Once through the new plantation we were on the north-west slopes of our hill and already the views were taking our attention. To the north the great rocky dome of Beinn Dearg contrasted vividly with the finer, sensuous curve of Cona Mheall’s south-east ridge, and, away beyond the neighbouring Munro of Am Faochagach, we could just make out the shape of Seana Braigh at the head of distant Strath Mulzie.

The lower slopes of Beinn Liath Mhor a’ Ghiubhais Li were waterlogged, making progress rather laboured, but higher up the wind-clipped heath and stony slopes were a delight and in no time at all we were cooried down in the shelter of the summit’s windbreak wall enjoying a flask of coffee and some sandwiches.

The views from this summit are extensive with the whole length of the strung-out Fannichs on one side - the eastern Fannichs of An Coileachan and Meall Gorm look particularly fine, rising as they do from their long corrie-bitten wall. The view east was dominated by the long Glas Leathad Mor ridge of Ben Wyvis, while the view to the glorious west was to the spires and ragged outline of An Teallach, possibly the finest mountain in the land.

To the melancholy music of golden plover calls we descended north to a high col from where it was an easy climb to the short summit ridge of neighbouring Meall Daimh. Loch Glascarnoch lay below us, the sun-dappled hills of the Inverlael and Strathvaich Forests lay in front of us, and we had an evening meal and a drink or two in Ullapool waiting for us. Sometimes, just sometimes, life’s not so bad…

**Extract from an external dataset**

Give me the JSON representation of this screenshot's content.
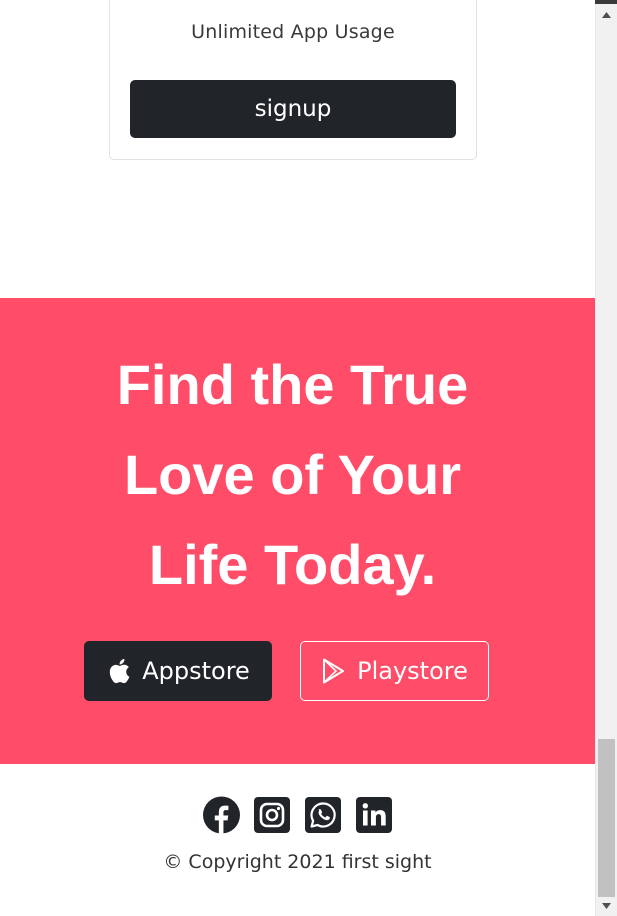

Cameron McNeish


Map: OS 1:50,000 Landranger sheet 20 (Beinn Dearg & Loch Broom)

Distance: 5 miles/8km

Approx Time: 3-5 hours

Start/Finish: Car parking area on A835 by the bridge over Abhainn an Torrain Duibh (GR: NH278742)

Public transport: The Inverness to Ullapool bus goes along the A835.

Information: Ullapool TIC, 01854 612486

Route: On the S side of the river a signpost points out a track to Beinn Liath Mhor Fannaich. Follow this track, through a gate into a plantation of young pine, birch and rowan, and follow it until you reach the next gate. Go through the gate and leave the path, taking to the NW ridge of Beinn Liath Mhor a’ Ghiubhais Li. Follow this broad ridge to a shallow and peaty col before climbing the stony slopes to the summit. Descend in a NE direction to another col before climbing N to the summit ridge of Meall Daimh. Follow this short ridge NNW then descend easy slopes to the road just E of your starting point.